Labradors as assistance and support dogs is a common site on TV news screens with every disaster somewhere in the world.

Retrievers are one of the most popular dog breeds in the world, and for good reason.

They are known for their friendly and outgoing personality, intelligence, and their trainability, making them ideal for assistance and support work.

Labradors as assistance and support dogs
Labradors make excellent search dogs

Labrador Retrievers as Assistance Dogs

Characteristics of Labrador Retrievers

  • Friendly and outgoing personality
  • Highly intelligent and trainable
  • Loyal and obedient
  • Eager to please
  • High energy levels
  • Gentle and forgiving nature
  • One of the most intelligent dog breeds
  • Often used as therapy dogs, search and rescue dogs, and guide dogs

Training and Certification

Labrador Retrievers must be trained to be assistance dogs.

The training process typically takes several months and includes basic obedience training, as well as specialized training for the specific type of assistance work the dog will be doing.

Once the dog has completed the training, it will be certified by a reputable organization.

Types of Assistance Work

Labrador Retrievers can be trained to perform a variety of assistance tasks, including:
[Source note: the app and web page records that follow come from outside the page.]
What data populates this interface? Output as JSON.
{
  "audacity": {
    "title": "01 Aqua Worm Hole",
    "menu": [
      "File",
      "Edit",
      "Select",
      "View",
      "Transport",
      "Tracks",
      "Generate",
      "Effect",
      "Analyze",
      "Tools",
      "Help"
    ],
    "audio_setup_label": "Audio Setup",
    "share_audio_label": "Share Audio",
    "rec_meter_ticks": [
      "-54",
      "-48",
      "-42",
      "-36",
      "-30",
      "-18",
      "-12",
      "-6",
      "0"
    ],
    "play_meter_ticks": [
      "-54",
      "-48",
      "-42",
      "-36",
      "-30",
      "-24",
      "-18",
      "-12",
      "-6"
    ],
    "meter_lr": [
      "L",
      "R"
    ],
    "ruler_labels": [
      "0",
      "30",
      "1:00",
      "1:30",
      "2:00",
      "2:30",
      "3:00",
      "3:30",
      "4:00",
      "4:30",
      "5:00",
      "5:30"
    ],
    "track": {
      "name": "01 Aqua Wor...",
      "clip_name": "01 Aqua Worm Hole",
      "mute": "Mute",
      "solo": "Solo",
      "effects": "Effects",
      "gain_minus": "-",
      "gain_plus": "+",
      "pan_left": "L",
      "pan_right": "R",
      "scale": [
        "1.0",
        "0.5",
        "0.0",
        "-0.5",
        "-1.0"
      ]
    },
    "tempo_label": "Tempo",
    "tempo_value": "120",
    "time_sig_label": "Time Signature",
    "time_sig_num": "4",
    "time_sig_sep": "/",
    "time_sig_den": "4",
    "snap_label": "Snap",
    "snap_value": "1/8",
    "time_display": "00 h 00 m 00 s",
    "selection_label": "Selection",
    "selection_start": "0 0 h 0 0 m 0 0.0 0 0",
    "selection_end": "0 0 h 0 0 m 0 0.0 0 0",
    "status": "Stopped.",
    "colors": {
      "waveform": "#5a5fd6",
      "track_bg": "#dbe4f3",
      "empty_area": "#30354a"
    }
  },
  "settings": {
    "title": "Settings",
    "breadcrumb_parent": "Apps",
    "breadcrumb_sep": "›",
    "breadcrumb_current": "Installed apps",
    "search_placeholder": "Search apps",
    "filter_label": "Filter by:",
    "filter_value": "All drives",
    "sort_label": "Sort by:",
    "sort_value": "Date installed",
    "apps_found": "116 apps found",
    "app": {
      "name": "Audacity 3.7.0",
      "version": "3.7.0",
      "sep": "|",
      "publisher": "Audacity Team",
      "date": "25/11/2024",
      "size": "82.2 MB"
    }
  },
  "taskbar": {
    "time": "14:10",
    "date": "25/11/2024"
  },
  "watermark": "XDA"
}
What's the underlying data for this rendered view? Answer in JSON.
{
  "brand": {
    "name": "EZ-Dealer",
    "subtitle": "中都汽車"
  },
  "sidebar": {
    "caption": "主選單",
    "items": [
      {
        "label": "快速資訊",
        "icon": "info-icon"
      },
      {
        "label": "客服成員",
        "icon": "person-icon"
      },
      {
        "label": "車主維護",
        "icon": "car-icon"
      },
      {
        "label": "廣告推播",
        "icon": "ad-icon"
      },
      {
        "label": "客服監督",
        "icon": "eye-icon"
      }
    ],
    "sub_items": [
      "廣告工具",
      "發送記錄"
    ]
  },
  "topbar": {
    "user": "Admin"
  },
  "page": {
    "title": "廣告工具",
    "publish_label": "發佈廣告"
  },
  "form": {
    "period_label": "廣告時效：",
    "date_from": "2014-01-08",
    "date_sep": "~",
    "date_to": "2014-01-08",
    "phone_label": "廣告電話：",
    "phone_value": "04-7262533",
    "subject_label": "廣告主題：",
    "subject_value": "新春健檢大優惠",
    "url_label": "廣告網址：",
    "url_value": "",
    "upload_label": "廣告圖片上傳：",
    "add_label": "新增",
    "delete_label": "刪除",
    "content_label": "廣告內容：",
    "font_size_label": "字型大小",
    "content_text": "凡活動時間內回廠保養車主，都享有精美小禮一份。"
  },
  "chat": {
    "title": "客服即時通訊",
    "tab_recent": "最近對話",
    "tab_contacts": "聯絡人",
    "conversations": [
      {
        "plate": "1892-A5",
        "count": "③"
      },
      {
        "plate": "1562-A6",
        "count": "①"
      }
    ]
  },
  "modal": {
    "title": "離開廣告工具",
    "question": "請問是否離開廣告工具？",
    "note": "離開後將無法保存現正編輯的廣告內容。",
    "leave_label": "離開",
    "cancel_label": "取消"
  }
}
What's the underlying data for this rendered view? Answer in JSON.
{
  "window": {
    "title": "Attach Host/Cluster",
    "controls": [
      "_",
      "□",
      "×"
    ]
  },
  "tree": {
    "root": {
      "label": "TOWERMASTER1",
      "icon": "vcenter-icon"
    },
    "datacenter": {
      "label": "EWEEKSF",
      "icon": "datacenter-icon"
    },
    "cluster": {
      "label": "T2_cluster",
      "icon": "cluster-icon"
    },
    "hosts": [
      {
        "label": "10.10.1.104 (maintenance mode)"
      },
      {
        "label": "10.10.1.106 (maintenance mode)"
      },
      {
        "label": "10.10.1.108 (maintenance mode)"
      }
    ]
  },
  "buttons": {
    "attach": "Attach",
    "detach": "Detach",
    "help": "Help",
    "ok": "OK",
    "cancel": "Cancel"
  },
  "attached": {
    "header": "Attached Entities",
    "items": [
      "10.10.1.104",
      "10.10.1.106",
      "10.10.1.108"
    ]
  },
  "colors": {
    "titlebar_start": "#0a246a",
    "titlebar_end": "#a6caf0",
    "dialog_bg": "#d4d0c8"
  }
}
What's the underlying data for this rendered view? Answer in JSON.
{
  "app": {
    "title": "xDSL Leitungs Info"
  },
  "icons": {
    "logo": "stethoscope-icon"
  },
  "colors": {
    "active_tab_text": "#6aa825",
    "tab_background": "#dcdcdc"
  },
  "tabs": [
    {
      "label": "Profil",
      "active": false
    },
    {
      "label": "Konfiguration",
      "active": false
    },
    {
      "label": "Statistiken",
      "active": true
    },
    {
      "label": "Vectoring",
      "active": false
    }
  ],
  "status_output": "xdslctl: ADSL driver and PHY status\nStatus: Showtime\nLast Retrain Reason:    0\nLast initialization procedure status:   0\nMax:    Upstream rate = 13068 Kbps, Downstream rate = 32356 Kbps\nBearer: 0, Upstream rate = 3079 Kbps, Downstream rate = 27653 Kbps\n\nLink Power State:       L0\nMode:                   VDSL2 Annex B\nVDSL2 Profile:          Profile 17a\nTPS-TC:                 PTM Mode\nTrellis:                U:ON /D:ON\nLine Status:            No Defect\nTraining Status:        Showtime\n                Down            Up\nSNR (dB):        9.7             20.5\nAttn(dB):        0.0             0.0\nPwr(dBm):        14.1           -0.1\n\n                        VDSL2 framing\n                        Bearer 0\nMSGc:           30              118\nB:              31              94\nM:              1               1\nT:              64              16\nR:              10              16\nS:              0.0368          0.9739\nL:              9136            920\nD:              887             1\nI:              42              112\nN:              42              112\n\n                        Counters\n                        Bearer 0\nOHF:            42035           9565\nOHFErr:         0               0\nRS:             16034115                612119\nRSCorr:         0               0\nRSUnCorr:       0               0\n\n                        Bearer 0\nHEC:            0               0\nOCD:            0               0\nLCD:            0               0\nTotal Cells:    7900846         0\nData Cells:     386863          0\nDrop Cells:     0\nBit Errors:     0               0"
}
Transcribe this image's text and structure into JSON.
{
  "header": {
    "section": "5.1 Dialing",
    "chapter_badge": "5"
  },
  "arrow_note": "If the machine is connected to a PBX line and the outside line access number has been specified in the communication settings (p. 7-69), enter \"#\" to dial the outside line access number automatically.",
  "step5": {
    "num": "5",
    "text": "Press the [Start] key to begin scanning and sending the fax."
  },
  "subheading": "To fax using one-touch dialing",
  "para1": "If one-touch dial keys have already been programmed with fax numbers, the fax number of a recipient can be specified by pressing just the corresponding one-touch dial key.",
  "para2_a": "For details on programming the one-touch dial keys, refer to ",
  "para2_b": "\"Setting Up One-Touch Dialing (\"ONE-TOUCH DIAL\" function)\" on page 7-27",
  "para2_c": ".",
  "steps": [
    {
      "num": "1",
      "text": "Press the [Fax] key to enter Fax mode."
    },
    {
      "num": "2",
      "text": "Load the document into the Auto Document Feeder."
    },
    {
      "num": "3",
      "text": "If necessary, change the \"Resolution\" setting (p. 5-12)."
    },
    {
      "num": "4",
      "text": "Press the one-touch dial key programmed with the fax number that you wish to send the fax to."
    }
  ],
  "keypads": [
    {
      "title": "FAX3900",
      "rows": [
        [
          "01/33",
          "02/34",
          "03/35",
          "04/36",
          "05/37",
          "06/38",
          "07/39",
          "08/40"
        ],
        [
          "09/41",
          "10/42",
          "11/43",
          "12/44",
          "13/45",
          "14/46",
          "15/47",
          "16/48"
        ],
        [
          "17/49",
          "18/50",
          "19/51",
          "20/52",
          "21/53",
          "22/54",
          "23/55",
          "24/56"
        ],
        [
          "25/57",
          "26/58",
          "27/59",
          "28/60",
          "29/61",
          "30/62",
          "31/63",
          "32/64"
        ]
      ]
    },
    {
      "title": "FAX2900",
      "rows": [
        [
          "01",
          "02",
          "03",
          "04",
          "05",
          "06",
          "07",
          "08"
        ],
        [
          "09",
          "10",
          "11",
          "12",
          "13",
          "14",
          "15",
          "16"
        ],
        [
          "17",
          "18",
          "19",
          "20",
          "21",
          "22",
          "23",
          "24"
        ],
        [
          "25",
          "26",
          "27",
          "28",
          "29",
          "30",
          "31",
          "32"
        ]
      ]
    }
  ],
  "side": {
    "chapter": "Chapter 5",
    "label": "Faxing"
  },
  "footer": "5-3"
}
  • Guiding the blind or visually impaired
  • Alerting the deaf or hard of hearing to sounds
  • Providing physical assistance to people with disabilities
  • Providing emotional support to people with mental health conditions
  • Working in search and rescue operations

Benefits of Labrador Retrievers as Assistance Dogs

Labrador offer many benefits as assistance dogs, including:

  • Increased independence and mobility for people with disabilities
  • Reduced stress and anxiety
  • Increased social interaction
  • Enhanced quality of life

Challenges of Working with Labradors

While Labrador Retrievers make great assistance dogs, there are some challenges to working with them, including:

  • The cost of training and certification
  • The time commitment required for training and care
  • The need for public access and etiquette training
  • The potential for behavioral problems

The Future of Labrador Retrievers as Assistance Dogs

The future of Labrador Retrievers as assistance dogs looks bright.

As the demand for these dogs continues to grow, so too will the availability of training programs and resources.

Advances in technology and training methods are making it possible for Labrador Retrievers to take on even more complex tasks.

Facts about Labrador Retrievers

Examples of Labrador Retrievers in assistance work

  • Endal, a Labrador Retriever who served as a therapy dog for his owner, Allen Parton, a former Royal Navy Chief Petty Officer. Endal was trained to perform a variety of tasks to help Parton, including opening doors, picking up dropped items, and turning on lights. Endal was also trained to alert Parton to potential dangers, such as oncoming traffic.
  • Bretagne, a Golden Retriever who was one of the search and rescue dogs who helped search for survivors in the aftermath of the 9/11 attacks. Bretagne worked tirelessly for 10 days, searching through the rubble of the World Trade Center. She helped to find several survivors and was later awarded the American Kennel Club’s Canine Heroism Award.


CharacteristicLabrador RetrieverGolden RetrieverGerman Shepherd
TemperamentFriendly and outgoingFriendly and outgoingConfident and protective
Energy levelHighHighMedium
Lifespan10-12 years10-12 years9-13 years

Organizations in the USA that promote service dogs

Service dogs Alabama

Paws with a Cause

Canine Companions